The Lumière Brothers and Georges Méliès are often credited with laying the foundation for two divergent paths in film history: a documentary-like inclination towards realism in the former, and an emphasis on fantasy and spectacle in the latter. It is indeed hard to overstate the importance of both traditions in the ensuing century-plus of movies, but there’s a third and maybe equally significant influence that emerged from early French cinema. The crime serials that started populating storefront cinemas in France in the 1910s—by which point the powerhouse production companies (like Gaumont and Éclair) had already been established and urban audiences had begun flocking to movies as the modern era’s pop-culture medium of choice—walked a fine line between mainstream entertainment and subversive surrealism. French artists like Louis Aragon and Andre Breton praised such serials for inscribing the headlong velocity of the twentieth century onscreen.

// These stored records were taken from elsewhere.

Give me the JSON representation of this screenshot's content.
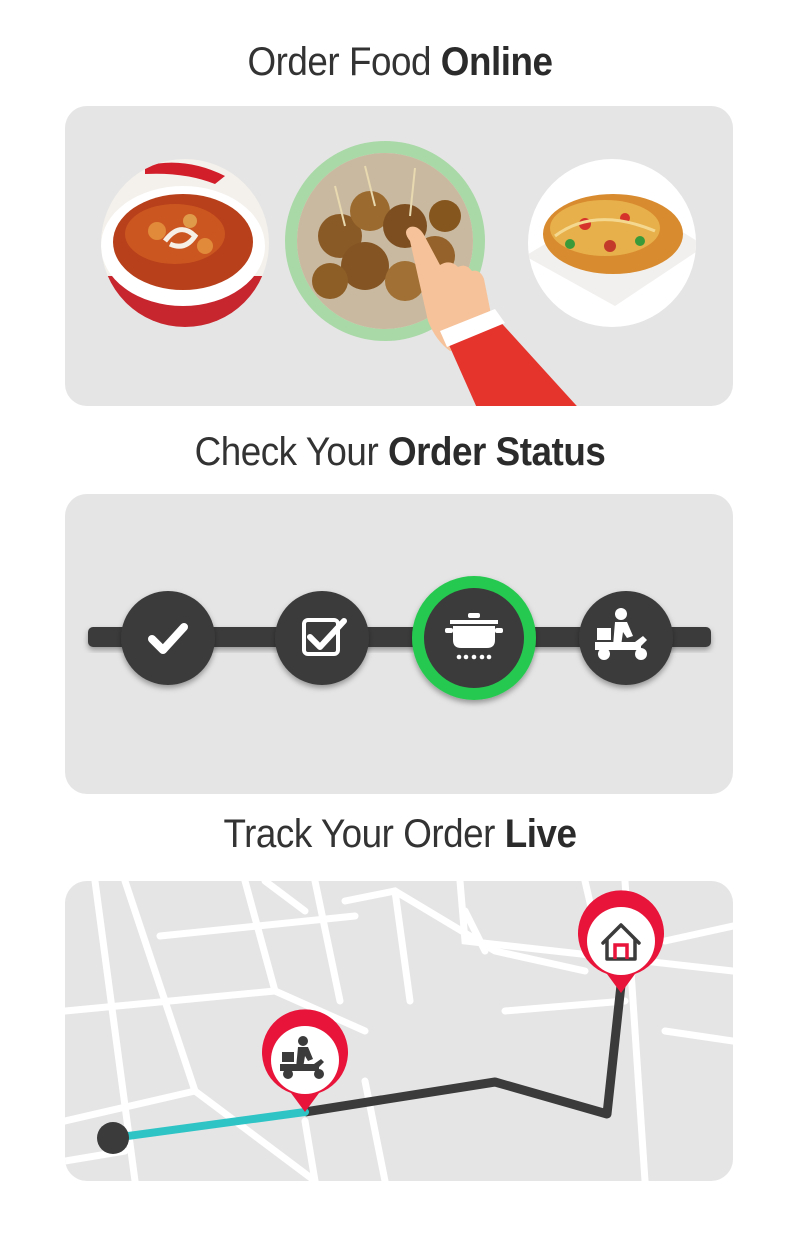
{
  "sections": {
    "online": {
      "title_plain": "Order Food ",
      "title_bold": "Online"
    },
    "status": {
      "title_plain": "Check Your ",
      "title_bold": "Order Status"
    },
    "live": {
      "title_plain": "Track Your Order ",
      "title_bold": "Live"
    }
  },
  "food_items": [
    {
      "icon": "curry-bowl"
    },
    {
      "icon": "pakora-plate",
      "selected": true
    },
    {
      "icon": "chaat-plate"
    }
  ],
  "status_steps": [
    {
      "icon": "checkmark-icon",
      "state": "done"
    },
    {
      "icon": "checkbox-icon",
      "state": "done"
    },
    {
      "icon": "cooking-pot-icon",
      "state": "current"
    },
    {
      "icon": "delivery-scooter-icon",
      "state": "pending"
    }
  ],
  "colors": {
    "card": "#e5e5e5",
    "dark": "#3b3b3b",
    "accent_green": "#27c94f",
    "pin_red": "#e8143a",
    "route_done": "#2ec4c6"
  }
}
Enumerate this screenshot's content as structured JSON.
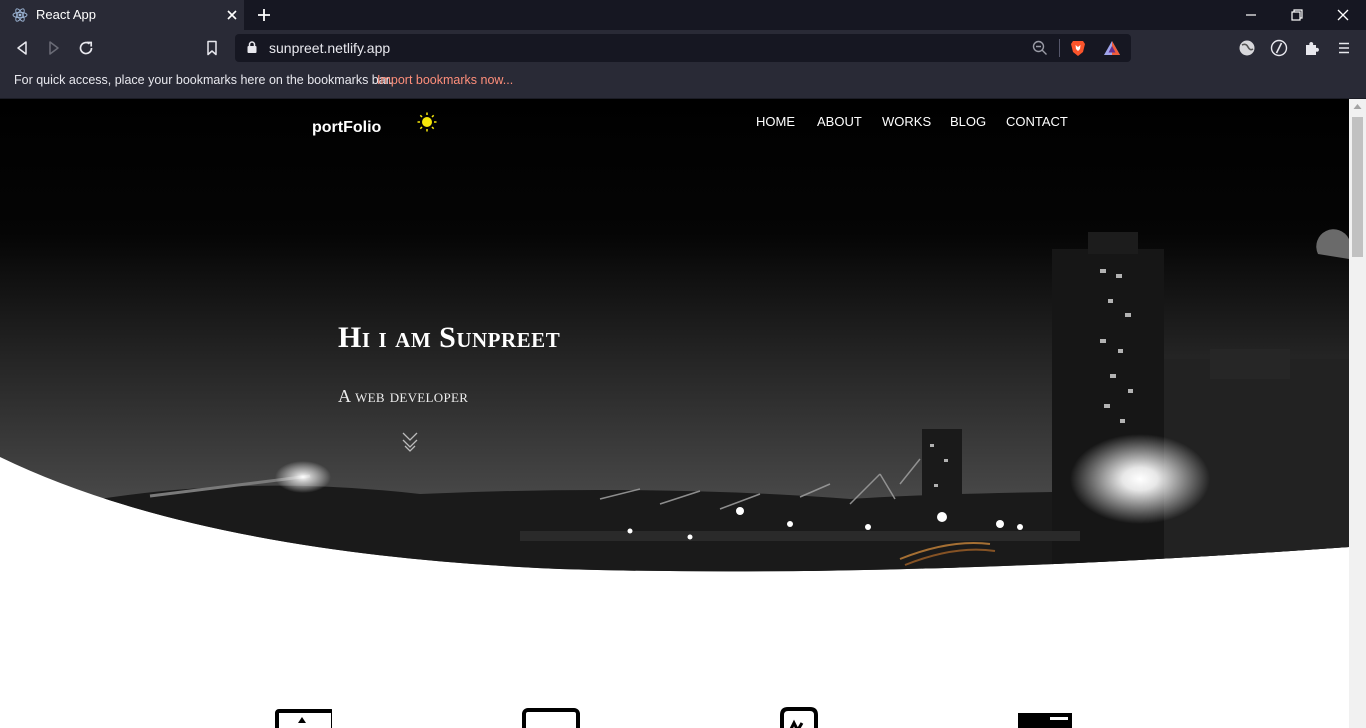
{
  "browser": {
    "tab": {
      "title": "React App"
    },
    "url": "sunpreet.netlify.app",
    "bookmarks_bar": {
      "message": "For quick access, place your bookmarks here on the bookmarks bar.",
      "link": "Import bookmarks now..."
    }
  },
  "site": {
    "brand": "portFolio",
    "nav": [
      "HOME",
      "ABOUT",
      "WORKS",
      "BLOG",
      "CONTACT"
    ],
    "hero": {
      "title": "Hi i am Sunpreet",
      "subtitle": "A web developer"
    }
  },
  "icons": {
    "theme_toggle": "sun-icon",
    "scroll_hint": "double-chevron-down-icon",
    "services": [
      "profile-card-icon",
      "monitor-icon",
      "code-icon",
      "server-icon"
    ]
  },
  "colors": {
    "chrome_dark": "#161722",
    "chrome": "#292a36",
    "import_link": "#ff8f7b",
    "sun": "#f5e60a"
  }
}
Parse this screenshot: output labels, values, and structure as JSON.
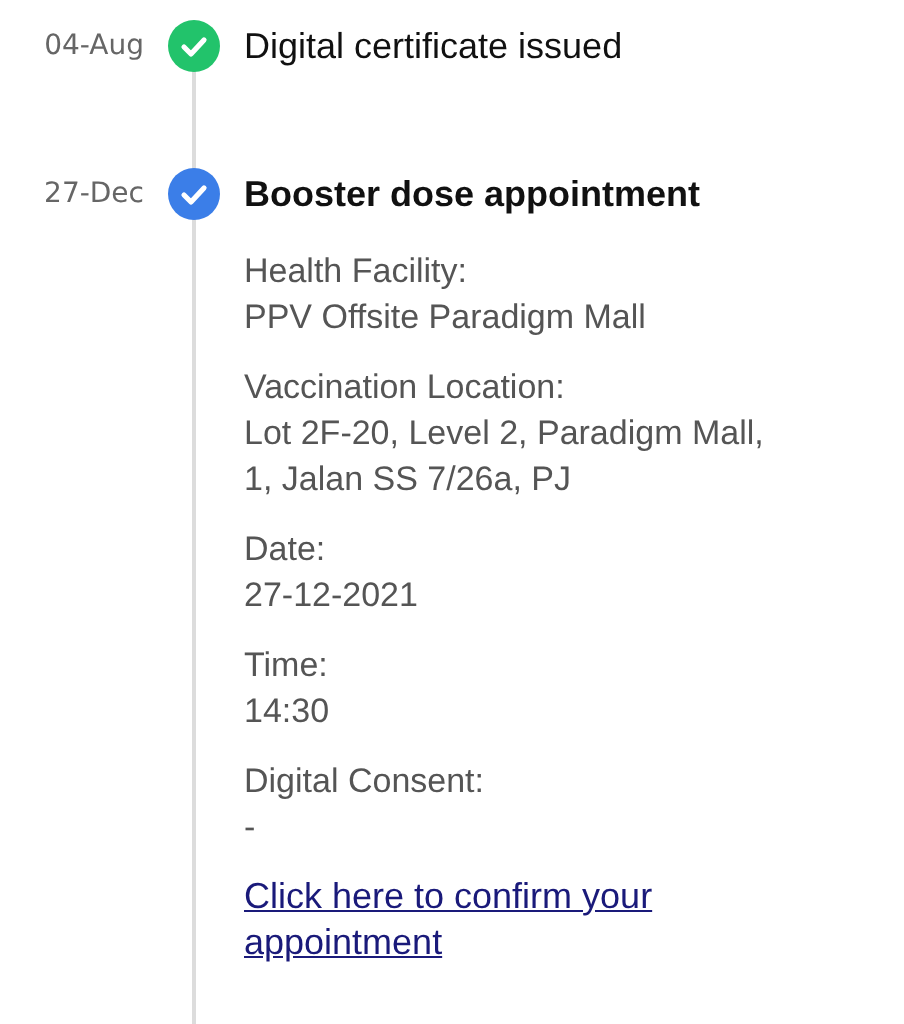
{
  "timeline": [
    {
      "date": "04-Aug",
      "title": "Digital certificate issued",
      "color": "#22c36b",
      "active": false
    },
    {
      "date": "27-Dec",
      "title": "Booster dose appointment",
      "color": "#3b7ee8",
      "active": true,
      "details": [
        {
          "label": "Health Facility:",
          "lines": [
            "PPV Offsite Paradigm Mall"
          ]
        },
        {
          "label": "Vaccination Location:",
          "lines": [
            "Lot 2F-20, Level 2, Paradigm Mall,",
            "1, Jalan SS 7/26a, PJ"
          ]
        },
        {
          "label": "Date:",
          "lines": [
            "27-12-2021"
          ]
        },
        {
          "label": "Time:",
          "lines": [
            "14:30"
          ]
        },
        {
          "label": "Digital Consent:",
          "lines": [
            "-"
          ]
        }
      ],
      "link": "Click here to confirm your appointment"
    }
  ]
}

Most Western-movie heroes are stoic loners, wandering through a desolate desert landscape that threatens to overwhelm them. “Friendless,” Buster Keaton’s stone-faced character in the 1925 Western lampoon Go West, is no different, but this time Friendless’ solitude isn’t exactly by choice. A diminutive but resilient New Yorker who hops a train out West (following Horace Greeley’s aphoristic advice) and becomes an unlikely cowboy on a cattle ranch, Friendless is—like many Keaton heroes—oblivious in the face of danger. He triumphs by sheer luck and determination, taking to the cattle-rustling business in the same unassuming way that Johnnie Gray, Buster’s character in The General, assumes the cavalier role of Confederate spy.